Investigators analyzed data on more than 3.5 million individuals. These persons accounted for more than 7 million ED visits. The investigators found that patients with mental illnesses visited the ED more frequently and that the increase correlated with illness severity, prior patient visit patterns, previous hospitalization, and high rates of lagged ED visits.
Socioeconomic factors also played an important role; neighborhood poverty as well having Medicaid or no insurance increased the likelihood of future ED use.
“We studied which factors were associated with higher future ED use among patients with and without mental health diagnoses [because] identifying characteristics related to increased ED use among patients with mental illness is an important step towards improving their healthcare access, quality, and costs,” study coauthor Hemal Kanzaria, MD, associate professor of emergency medicine, University of California, San Francisco, School of Medicine, told Medscape Medical News.
“I believe patients would benefit from enhanced community and ED-based mental health treatment options, improved physical and mental health integration, and programs that address their health-related social needs,” he said.
The study was published online October 19 in JAMA Open Network.
Understanding the Profile
Increases in the rate of visits to US EDs have led to increased costs, which in turn has led policy makers to “concentrate on ways to reduce potentially avoidable utilization” by understanding the profile of those patients who use the ED frequently, the authors write.
Approximately half of patients who visit the ED frequently have been diagnosed with a mental iillness. For these patients, rates of morbidity and mortality are higher, as are medical costs over time.
Moreover, up to 80% of patients with mental illness seek care in medical rather than behavioral settings, “where they often leave without treatment for mental illness,” the authors note.
To help inform efforts to address high ED utilization among patients with mental illness, “it is important to understand factors associated with their increased ED use among patients with mental health conditions and also to recognize how they differ from factors that affect patients without mental illness,” the study authors write.
No prior studies have examined this particular issue, they note.
To investigate the question, regression analysis was used to estimate which medical and social factors are associated with future ED utilization and how these factors differ between those with and those without mental illness.
The volume of visits was generally higher for patients with a mental health diagnosis than for those without such a diagnosis (~42% vs ~60%).
Among those with a mental health diagnosis, those with ≥4 ED visits (16.8% of patients) represented 39.6% of the total visits.
The researchers assessed nonclinical factors, including insurance coverage and neighborhood poverty, which also had a significant association with future ED visits.
Patients with Medicaid, Medicare, or no insurance in the previous year made more visits in the following year than those with private insurance.
Patients who lived in moderately poor and the poorest regions (middle and lowest terciles for median ZIP code area income, respectively) were predicted to have 11.1% and 11.7% more visits in the following year, relative to patients who lived in ZIP code areas where the groups with the highest incomes resided.
Mental health conditions were associated with the second largest increase in ED use, second only to diseases of the skin and subcutaneous tissue.

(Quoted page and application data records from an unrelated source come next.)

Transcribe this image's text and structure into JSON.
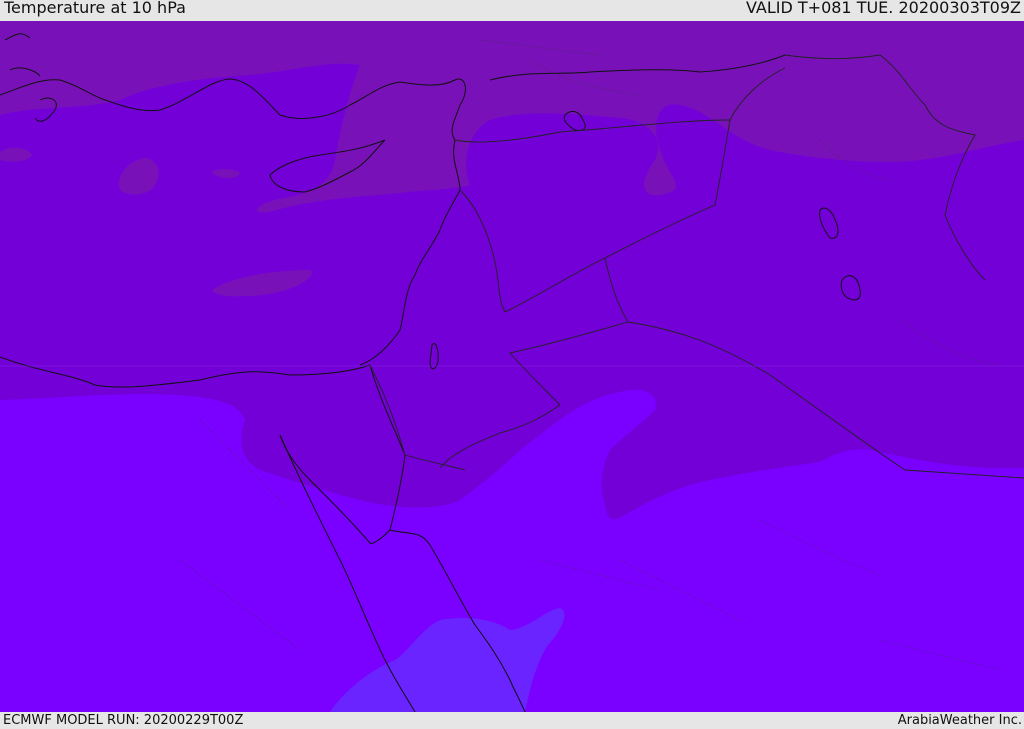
{
  "header": {
    "title": "Temperature at 10 hPa",
    "valid": "VALID T+081 TUE. 20200303T09Z"
  },
  "footer": {
    "model_run": "ECMWF MODEL RUN: 20200229T00Z",
    "credit": "ArabiaWeather Inc."
  },
  "map": {
    "region": "Eastern Mediterranean / Middle East",
    "field": "temperature",
    "colors": {
      "band_warmest": "#7812b8",
      "band_warm": "#7400d8",
      "band_mid": "#7500f0",
      "band_cool": "#7a00ff",
      "band_coolest": "#6a24ff",
      "coastline": "#111111",
      "border": "#222222"
    }
  }
}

More severe mental health disorders were associated with more ED visits in the following year. Diagnoses classified as mild, moderate, and severe were associated with a 3%, 12%, and 23% increase, respectively, in future ED use.

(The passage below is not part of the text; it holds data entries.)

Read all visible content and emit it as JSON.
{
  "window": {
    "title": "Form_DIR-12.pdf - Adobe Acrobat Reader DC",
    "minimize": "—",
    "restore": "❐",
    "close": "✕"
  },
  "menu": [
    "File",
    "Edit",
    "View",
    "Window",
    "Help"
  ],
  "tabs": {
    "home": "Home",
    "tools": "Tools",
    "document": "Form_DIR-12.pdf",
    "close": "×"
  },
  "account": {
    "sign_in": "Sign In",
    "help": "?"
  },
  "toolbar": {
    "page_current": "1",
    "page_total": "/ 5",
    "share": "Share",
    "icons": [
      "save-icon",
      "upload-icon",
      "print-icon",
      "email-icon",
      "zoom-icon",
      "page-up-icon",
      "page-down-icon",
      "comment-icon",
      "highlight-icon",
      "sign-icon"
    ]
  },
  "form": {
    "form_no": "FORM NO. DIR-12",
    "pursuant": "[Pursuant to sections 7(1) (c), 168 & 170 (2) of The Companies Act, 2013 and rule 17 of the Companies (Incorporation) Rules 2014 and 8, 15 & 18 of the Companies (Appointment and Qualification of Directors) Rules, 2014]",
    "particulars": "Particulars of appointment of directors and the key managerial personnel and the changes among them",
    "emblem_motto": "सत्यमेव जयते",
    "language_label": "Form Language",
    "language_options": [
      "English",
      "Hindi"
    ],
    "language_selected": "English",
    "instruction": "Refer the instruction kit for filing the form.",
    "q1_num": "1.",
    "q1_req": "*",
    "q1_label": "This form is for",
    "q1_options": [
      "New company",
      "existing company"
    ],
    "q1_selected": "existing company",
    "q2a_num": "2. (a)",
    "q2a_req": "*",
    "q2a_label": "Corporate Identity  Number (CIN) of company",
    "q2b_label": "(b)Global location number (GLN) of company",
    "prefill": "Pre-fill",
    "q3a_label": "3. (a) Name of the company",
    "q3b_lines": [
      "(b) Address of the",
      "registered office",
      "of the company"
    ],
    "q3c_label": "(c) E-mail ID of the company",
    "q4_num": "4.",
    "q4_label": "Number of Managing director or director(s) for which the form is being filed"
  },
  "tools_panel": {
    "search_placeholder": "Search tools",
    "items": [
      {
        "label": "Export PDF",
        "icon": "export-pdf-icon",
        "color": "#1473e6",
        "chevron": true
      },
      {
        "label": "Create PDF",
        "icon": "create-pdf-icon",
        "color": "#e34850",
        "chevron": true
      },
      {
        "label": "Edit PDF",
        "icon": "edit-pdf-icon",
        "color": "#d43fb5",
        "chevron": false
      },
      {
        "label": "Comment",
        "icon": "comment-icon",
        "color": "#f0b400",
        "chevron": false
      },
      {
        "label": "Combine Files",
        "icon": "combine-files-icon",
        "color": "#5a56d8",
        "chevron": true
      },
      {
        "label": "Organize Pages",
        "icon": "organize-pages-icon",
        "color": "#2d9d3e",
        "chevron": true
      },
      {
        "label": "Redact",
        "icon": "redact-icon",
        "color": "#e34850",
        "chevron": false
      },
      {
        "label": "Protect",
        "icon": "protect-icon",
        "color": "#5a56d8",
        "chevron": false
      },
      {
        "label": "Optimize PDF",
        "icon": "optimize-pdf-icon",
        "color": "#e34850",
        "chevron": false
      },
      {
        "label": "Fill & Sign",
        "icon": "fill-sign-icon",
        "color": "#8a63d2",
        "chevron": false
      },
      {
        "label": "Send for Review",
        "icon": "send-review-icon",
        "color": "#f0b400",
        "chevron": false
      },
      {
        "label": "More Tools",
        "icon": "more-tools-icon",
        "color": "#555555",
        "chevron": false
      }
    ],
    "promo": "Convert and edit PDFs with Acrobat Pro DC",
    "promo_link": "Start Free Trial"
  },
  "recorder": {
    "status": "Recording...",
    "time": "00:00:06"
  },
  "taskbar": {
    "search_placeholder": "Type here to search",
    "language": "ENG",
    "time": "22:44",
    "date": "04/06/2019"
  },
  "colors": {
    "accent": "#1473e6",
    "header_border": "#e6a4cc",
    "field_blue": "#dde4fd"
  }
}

“The locus of factors associated with ED use, while not necessarily causal in our analysis, suggest that prior patient patterns and patient illness severity could be important contributors to increased ED use,” the authors comment.
“We also found that nonclinical factors matter; Medicaid coverage and lack of insurance were associated with greater ED use than continuous private insurance,” they report.

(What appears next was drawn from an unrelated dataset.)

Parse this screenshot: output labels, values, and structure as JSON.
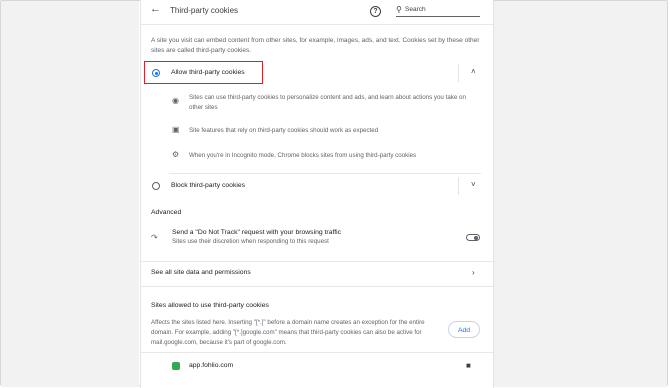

“Our results are particularly relevant in states like California, where the state’s Medicaid program has instituted changes in how it delivers and pays for mental health services under the Affordable Care Act,” Kanzari observed.
A Bigger Problem
Commenting on the study for Medscape Medical News, Ron Honberg, JD, senior policy advisor, National Alliance on Mental Illness, said the study is “certainly focused on something that we’ve been aware of for some time, which is the disproportionate number of people with serious mental illness going to ERs, often spending long periods of time in those ERs because their symptoms are severe but there are no beds available.”
He noted that the “ER personnel are doing the best they can and dealing with a very serious problem, and spending a lot of time and resources trying to help these folks in crisis, but are often ill equipped to respond effectively.”
The crisis is “part and parcel of much bigger problems in our mental health field, specifically, the fact that we really have across the country severe gaps in our capacity to respond to crisis situations and in the availability of services for people once the acute crisis has been alleviated,” said Honberg.
Kanzari agreed, adding, “Our results suggest there is room to improve care coordination, particularly for individuals with severe mental health diagnoses.”
No funding for the study has been reported. Dr Kanzari, the study coauthors, and Dr Honberg have disclosed no relevant financial relationships.
Excerpted from article published by Medscape.com.